Safety concerns dominate the minds of design engineers. Products are taking shape from mathematical theories, from geometry computations and metallurgical technology, but these design-centric tasks are always tied to a safety factor. The profile of the inner chamber is part of the equation, as is the thickness of the walls and the welding technique applied to the seams. Even the selection of the alloy complements this safety factor, adding mechanical strength to the outline.
A pressure differential exists between the inside of the container and the outside world. Inside the container, the stored substance is acting on the structure in accordance with the laws of fluid dynamics. These hazardous materials, caustic fuels and toxic chemical compounds, exert stress on the structural integrity of the vessel, and it's the job of in-built safety factors to counter these dangers. International industry standards incorporate this safety factor as a percentile rating or a multiplier, thus ensuring the vessel can withstand its designed pressure rating plus an in-built safety cushion.

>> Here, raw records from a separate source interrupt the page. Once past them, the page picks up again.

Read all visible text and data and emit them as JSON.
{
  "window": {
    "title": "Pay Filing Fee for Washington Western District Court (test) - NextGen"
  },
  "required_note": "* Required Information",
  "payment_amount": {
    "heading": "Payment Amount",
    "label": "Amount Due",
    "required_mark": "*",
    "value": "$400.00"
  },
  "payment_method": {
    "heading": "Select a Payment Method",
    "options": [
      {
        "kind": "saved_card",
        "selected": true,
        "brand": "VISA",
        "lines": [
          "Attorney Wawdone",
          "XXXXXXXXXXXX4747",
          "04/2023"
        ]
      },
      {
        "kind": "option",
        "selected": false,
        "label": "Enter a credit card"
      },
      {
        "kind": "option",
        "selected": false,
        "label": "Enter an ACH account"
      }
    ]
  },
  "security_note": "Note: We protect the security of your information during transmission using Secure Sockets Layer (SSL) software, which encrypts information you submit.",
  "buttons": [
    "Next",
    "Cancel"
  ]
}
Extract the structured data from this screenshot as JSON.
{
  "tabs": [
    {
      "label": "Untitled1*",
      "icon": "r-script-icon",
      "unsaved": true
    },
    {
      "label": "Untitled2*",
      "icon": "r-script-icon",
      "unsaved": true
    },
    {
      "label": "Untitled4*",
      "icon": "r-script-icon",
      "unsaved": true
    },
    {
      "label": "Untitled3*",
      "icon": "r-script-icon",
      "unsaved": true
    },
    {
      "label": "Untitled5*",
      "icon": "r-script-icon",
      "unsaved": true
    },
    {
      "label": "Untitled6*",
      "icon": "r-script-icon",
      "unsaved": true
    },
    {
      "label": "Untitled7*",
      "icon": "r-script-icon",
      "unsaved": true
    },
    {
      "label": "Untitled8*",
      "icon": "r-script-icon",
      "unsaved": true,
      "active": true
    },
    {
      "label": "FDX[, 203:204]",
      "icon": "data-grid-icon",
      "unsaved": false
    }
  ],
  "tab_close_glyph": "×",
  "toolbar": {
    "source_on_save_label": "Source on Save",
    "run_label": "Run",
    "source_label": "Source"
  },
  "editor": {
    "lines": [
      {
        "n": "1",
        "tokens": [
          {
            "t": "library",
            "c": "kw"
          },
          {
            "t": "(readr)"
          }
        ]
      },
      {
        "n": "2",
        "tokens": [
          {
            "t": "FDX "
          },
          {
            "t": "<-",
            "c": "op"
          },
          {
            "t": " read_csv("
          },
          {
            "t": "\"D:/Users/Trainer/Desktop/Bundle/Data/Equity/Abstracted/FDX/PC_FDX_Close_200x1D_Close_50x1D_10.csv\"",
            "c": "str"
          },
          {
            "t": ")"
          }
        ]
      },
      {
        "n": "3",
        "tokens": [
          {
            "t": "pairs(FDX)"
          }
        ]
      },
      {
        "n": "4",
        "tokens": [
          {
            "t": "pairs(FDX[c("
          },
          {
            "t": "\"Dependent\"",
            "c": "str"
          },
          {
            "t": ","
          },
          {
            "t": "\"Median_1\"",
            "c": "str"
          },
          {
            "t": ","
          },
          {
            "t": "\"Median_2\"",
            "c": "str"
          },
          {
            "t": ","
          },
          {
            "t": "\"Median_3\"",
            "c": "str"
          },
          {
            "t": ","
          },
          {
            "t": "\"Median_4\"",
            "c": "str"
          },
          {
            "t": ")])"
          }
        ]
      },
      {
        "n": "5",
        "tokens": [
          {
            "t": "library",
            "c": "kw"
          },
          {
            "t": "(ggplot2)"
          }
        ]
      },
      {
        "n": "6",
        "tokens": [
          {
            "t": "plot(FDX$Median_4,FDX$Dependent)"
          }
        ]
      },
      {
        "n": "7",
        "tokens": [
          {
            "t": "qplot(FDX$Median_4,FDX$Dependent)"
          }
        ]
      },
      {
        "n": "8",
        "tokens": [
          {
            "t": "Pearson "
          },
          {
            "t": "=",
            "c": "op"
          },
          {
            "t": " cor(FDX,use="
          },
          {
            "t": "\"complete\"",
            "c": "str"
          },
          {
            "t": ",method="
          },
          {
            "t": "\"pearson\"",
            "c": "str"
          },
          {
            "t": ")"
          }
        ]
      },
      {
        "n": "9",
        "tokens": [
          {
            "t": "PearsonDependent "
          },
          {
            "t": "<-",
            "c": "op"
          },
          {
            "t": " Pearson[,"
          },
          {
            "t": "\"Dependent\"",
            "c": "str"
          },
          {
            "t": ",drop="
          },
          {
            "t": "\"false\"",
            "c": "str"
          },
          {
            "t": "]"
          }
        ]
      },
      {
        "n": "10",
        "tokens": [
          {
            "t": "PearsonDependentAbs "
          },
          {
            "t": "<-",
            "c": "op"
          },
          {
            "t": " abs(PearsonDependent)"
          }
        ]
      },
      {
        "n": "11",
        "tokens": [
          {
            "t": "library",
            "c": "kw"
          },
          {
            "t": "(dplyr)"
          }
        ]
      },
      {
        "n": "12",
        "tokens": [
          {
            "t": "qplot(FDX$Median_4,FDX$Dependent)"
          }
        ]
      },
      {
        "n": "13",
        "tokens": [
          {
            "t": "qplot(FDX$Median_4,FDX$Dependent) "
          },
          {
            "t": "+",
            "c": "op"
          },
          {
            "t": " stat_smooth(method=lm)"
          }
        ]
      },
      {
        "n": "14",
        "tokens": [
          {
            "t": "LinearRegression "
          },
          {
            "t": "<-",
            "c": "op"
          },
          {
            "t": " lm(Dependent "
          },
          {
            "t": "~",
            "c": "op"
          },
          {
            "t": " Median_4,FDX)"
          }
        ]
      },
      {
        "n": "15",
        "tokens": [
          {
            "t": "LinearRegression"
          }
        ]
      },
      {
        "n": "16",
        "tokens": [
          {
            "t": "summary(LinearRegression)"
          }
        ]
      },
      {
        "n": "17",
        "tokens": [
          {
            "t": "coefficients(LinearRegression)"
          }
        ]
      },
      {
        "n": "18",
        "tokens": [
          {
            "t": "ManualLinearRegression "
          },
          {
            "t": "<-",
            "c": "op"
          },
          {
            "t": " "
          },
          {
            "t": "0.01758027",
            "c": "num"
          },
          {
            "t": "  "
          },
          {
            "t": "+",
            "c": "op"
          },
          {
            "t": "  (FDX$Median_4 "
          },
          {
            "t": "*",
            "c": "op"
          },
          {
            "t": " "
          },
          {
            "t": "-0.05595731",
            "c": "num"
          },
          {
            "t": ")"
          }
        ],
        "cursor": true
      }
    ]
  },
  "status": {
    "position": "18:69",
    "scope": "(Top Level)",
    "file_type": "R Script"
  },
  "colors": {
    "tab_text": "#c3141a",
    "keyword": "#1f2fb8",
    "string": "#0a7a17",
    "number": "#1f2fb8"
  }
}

Even though the rated pressure of the gas or fluid is established, there are a number of other issues to consider before the container can be designed. State changes occur in some fluids, a flash from a liquid state to that of a gas. Temperature changes dictate these changes, as do the capacity of the vessel. In the case of a chemical plant, the changes become more complex. Reagents and catalysts cause energetic transitions to occur in the fluid, and there's a subsequent change in the pressure differential within the container.
Having outlined the profile of the container in terms of fluid states, pressure variations, and mathematical principles, stresses are defined and it's time for the fabrication workshop to implement the production phase, to create the shell and infuse the form with its calculated safety factor. ASME regulations and international codes outline this process in more detail, illustrating the procedure with mandated guidelines. For example, MAWP (Maximum Allowable Working Pressure) is a key variable in this scenario, one that's quoted as a maximum limit for the weakest component in the system.
Micro-crystalline tests and ultrasonic weld inspections pair with the mathematically-derived structural integrity rating of the pressure vessels to form a compelling series of products. Approved for installation, the final product is mathematically designed, mechanically fabricated, and professionally inspected to ensure it conforms to and even exceeds its peak rated operating pressure (See the AS120 codes for more details on this intriguing subject).
Fusion - Weld Engineering Pty Ltd
ABN 98 068 987619
1865 Frankston Flinders Road,
Hastings, VIC 3915
Ph: (03) 5909 8218
Optimized by NetwizardSEO.com.au